The NPCs aren’t to be ignored like in every other game. If an NPC runs up to you yelling for help, they may trigger an event when spoken to, or they might point you in the direction of a nearby event. For example, if an NPC and his dolyak have a yellow circle over their heads, they might be waiting for some heroes to escort them somewhere.
After you complete an event, don’t run off right away! Many events run in chains, creating mini-storylines that you can follow with follow-up events and EXP to go with them. Sticking around a bit after events will ensure you don’t miss another event that started just after you left.
#5: When should I do my story?
You should do your story missions as soon as they become available.

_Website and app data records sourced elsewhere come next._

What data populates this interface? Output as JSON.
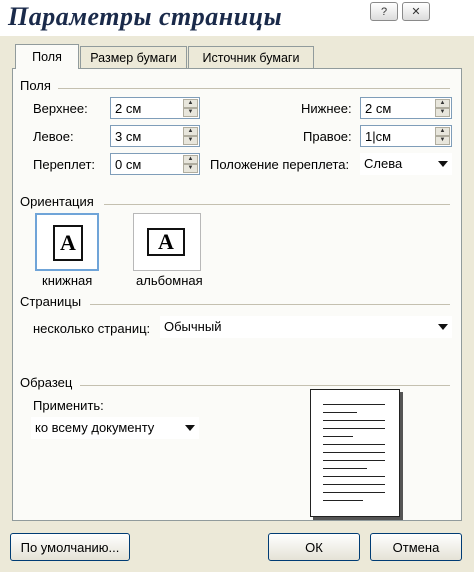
{
  "window": {
    "title": "Параметры страницы",
    "help_glyph": "?",
    "close_glyph": "✕"
  },
  "tabs": [
    {
      "label": "Поля",
      "active": true
    },
    {
      "label": "Размер бумаги",
      "active": false
    },
    {
      "label": "Источник бумаги",
      "active": false
    }
  ],
  "margins": {
    "group_label": "Поля",
    "top": {
      "label": "Верхнее:",
      "value": "2 см"
    },
    "bottom": {
      "label": "Нижнее:",
      "value": "2 см"
    },
    "left": {
      "label": "Левое:",
      "value": "3 см"
    },
    "right": {
      "label": "Правое:",
      "value": "1|см"
    },
    "gutter": {
      "label": "Переплет:",
      "value": "0 см"
    },
    "gutter_position": {
      "label": "Положение переплета:",
      "value": "Слева"
    }
  },
  "orientation": {
    "group_label": "Ориентация",
    "portrait": {
      "label": "книжная",
      "glyph": "A",
      "selected": true
    },
    "landscape": {
      "label": "альбомная",
      "glyph": "A",
      "selected": false
    }
  },
  "pages": {
    "group_label": "Страницы",
    "multiple_label": "несколько страниц:",
    "multiple_value": "Обычный"
  },
  "preview": {
    "group_label": "Образец",
    "apply_label": "Применить:",
    "apply_value": "ко всему документу"
  },
  "buttons": {
    "default": "По умолчанию...",
    "ok": "ОК",
    "cancel": "Отмена"
  },
  "icons": {
    "help": "help-icon",
    "close": "close-icon",
    "spin_up": "spin-up-icon",
    "spin_down": "spin-down-icon",
    "dropdown": "dropdown-arrow-icon",
    "portrait": "portrait-page-icon",
    "landscape": "landscape-page-icon"
  }
}
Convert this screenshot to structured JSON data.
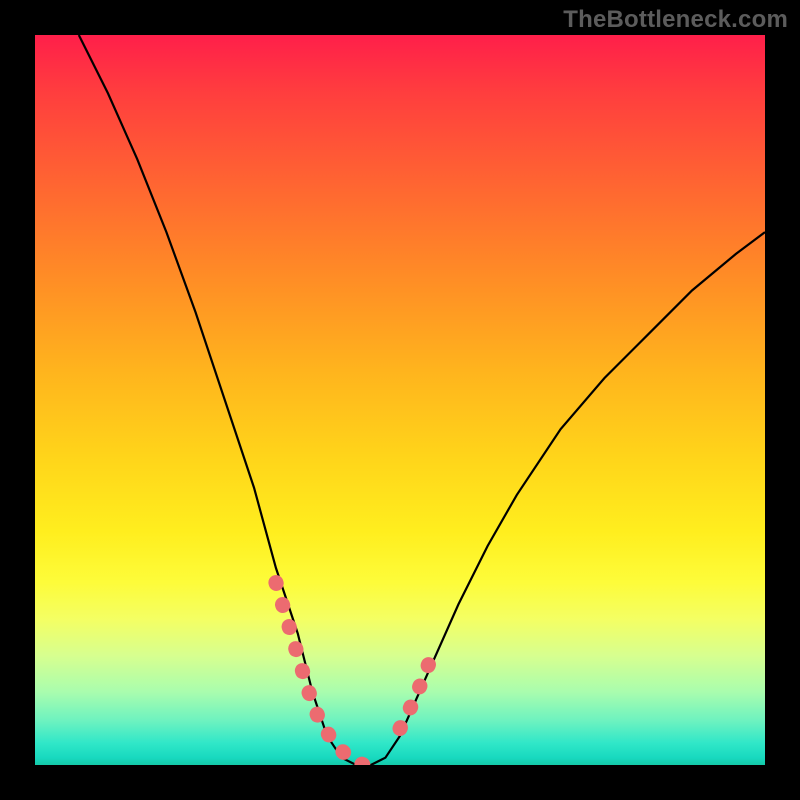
{
  "watermark": "TheBottleneck.com",
  "chart_data": {
    "type": "line",
    "title": "",
    "xlabel": "",
    "ylabel": "",
    "xlim": [
      0,
      1
    ],
    "ylim": [
      0,
      1
    ],
    "series": [
      {
        "name": "bottleneck-curve",
        "x": [
          0.06,
          0.1,
          0.14,
          0.18,
          0.22,
          0.26,
          0.3,
          0.33,
          0.36,
          0.38,
          0.4,
          0.42,
          0.44,
          0.46,
          0.48,
          0.5,
          0.54,
          0.58,
          0.62,
          0.66,
          0.72,
          0.78,
          0.84,
          0.9,
          0.96,
          1.0
        ],
        "y": [
          1.0,
          0.92,
          0.83,
          0.73,
          0.62,
          0.5,
          0.38,
          0.27,
          0.18,
          0.1,
          0.04,
          0.01,
          0.0,
          0.0,
          0.01,
          0.04,
          0.13,
          0.22,
          0.3,
          0.37,
          0.46,
          0.53,
          0.59,
          0.65,
          0.7,
          0.73
        ]
      },
      {
        "name": "highlight-left",
        "x": [
          0.33,
          0.345,
          0.36,
          0.375,
          0.39,
          0.41,
          0.43,
          0.45,
          0.47
        ],
        "y": [
          0.25,
          0.2,
          0.15,
          0.1,
          0.06,
          0.03,
          0.01,
          0.0,
          0.01
        ]
      },
      {
        "name": "highlight-right",
        "x": [
          0.5,
          0.52,
          0.54
        ],
        "y": [
          0.05,
          0.09,
          0.14
        ]
      }
    ],
    "colors": {
      "curve": "#000000",
      "highlight": "#ec6b70",
      "gradient_top": "#ff1f4a",
      "gradient_bottom": "#14c9a8"
    }
  }
}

Not only do they give useful items, gear, decent EXP, and other rewards that new players will need, doing the story as they become available will ensure you don’t come back and faceroll them with your downscaled character. (Well, it’ll still be easy, but you want to be around the same level for the best experience.)

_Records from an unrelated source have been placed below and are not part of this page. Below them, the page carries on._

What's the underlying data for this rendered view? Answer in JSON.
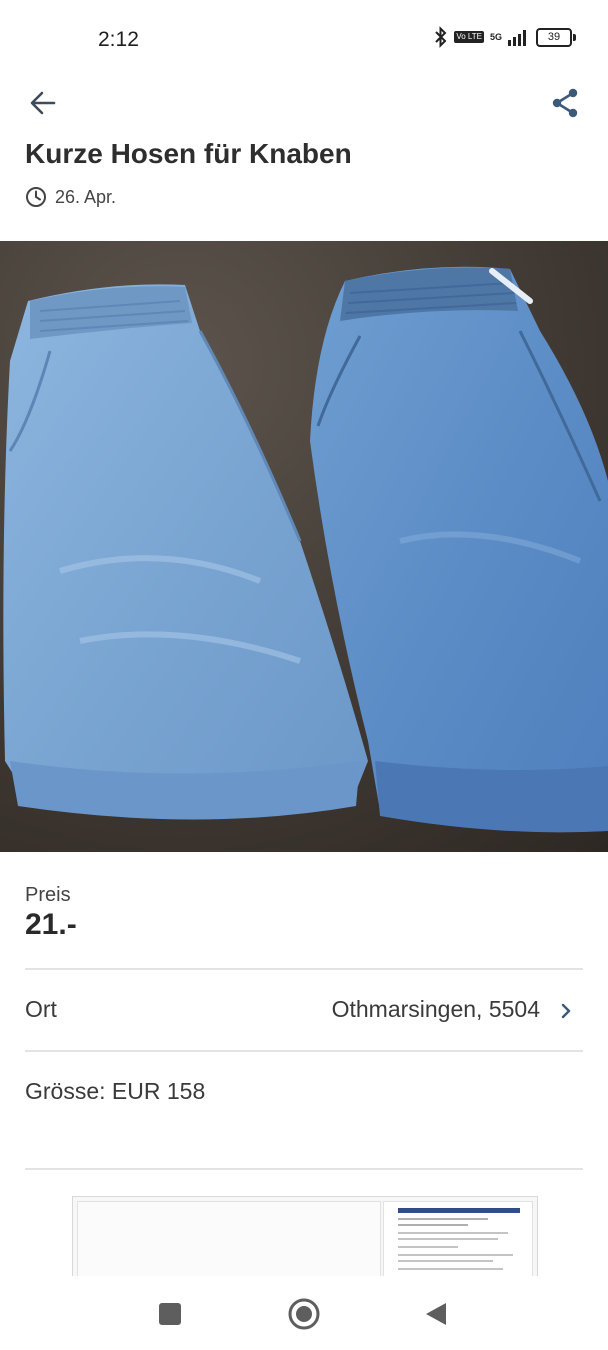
{
  "status_bar": {
    "time": "2:12",
    "network": "5G",
    "volte": "Vo LTE",
    "battery": "39"
  },
  "listing": {
    "title": "Kurze Hosen für Knaben",
    "date": "26. Apr."
  },
  "details": {
    "price_label": "Preis",
    "price_value": "21.-",
    "location_label": "Ort",
    "location_value": "Othmarsingen, 5504",
    "size_text": "Grösse: EUR 158"
  },
  "colors": {
    "accent": "#3b5a7a",
    "divider": "#e3e3e3"
  }
}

Additionally, you gain access to story mode dungeons at level 30. These should be done sometime after you meet the members of Destiny’s Edge in Lion’s Arch. You can do them any time, but you should do them before the final story mission, which is The Ruined City of Arah’s story mode. The Personal Story does not make you do the dungeon story modes, but if you skip them the final mission doesn’t make the most sense.
So, these are the dungeons, in order (you also receive in-game mail about them once you reach the minimum level):
- Ascalonian Catacombs (story mode) – Level 30
- Caudecus’s Manor (story mode) – Level 40
- Twilight Arbor (story mode) – Level 50
- Sorrow’s Embrace (story mode) – Level 60
- Citadel of Flame (story mode) – Level 70
- Honor of the Waves (story mode) – Level 76
- Crucible of Eternity (story mode) – Level 78
- The Ruined City of Arah (story mode) – level 80 (final story mission)